*** Opening SUPPLIED MATERIAL ***

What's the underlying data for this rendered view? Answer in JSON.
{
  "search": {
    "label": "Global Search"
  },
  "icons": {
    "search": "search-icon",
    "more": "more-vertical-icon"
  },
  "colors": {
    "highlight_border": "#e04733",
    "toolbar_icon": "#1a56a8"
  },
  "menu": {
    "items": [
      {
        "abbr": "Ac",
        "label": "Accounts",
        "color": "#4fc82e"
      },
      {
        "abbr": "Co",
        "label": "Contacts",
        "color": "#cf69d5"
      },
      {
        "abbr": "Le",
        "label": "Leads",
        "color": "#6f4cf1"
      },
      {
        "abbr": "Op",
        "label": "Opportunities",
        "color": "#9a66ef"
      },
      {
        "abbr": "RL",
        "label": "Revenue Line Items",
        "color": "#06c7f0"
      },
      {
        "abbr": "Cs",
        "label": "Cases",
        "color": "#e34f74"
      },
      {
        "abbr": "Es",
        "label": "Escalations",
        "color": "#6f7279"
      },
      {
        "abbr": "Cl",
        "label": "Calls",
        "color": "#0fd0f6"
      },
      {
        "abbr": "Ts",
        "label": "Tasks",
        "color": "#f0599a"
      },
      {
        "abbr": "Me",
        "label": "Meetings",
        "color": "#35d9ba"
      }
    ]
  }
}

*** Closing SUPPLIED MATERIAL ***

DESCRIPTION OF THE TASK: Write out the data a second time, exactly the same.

RESULT FOR THIS TASK:
What's the underlying data for this rendered view? Answer in JSON.
{
  "search": {
    "label": "Global Search"
  },
  "icons": {
    "search": "search-icon",
    "more": "more-vertical-icon"
  },
  "colors": {
    "highlight_border": "#e04733",
    "toolbar_icon": "#1a56a8"
  },
  "menu": {
    "items": [
      {
        "abbr": "Ac",
        "label": "Accounts",
        "color": "#4fc82e"
      },
      {
        "abbr": "Co",
        "label": "Contacts",
        "color": "#cf69d5"
      },
      {
        "abbr": "Le",
        "label": "Leads",
        "color": "#6f4cf1"
      },
      {
        "abbr": "Op",
        "label": "Opportunities",
        "color": "#9a66ef"
      },
      {
        "abbr": "RL",
        "label": "Revenue Line Items",
        "color": "#06c7f0"
      },
      {
        "abbr": "Cs",
        "label": "Cases",
        "color": "#e34f74"
      },
      {
        "abbr": "Es",
        "label": "Escalations",
        "color": "#6f7279"
      },
      {
        "abbr": "Cl",
        "label": "Calls",
        "color": "#0fd0f6"
      },
      {
        "abbr": "Ts",
        "label": "Tasks",
        "color": "#f0599a"
      },
      {
        "abbr": "Me",
        "label": "Meetings",
        "color": "#35d9ba"
      }
    ]
  }
}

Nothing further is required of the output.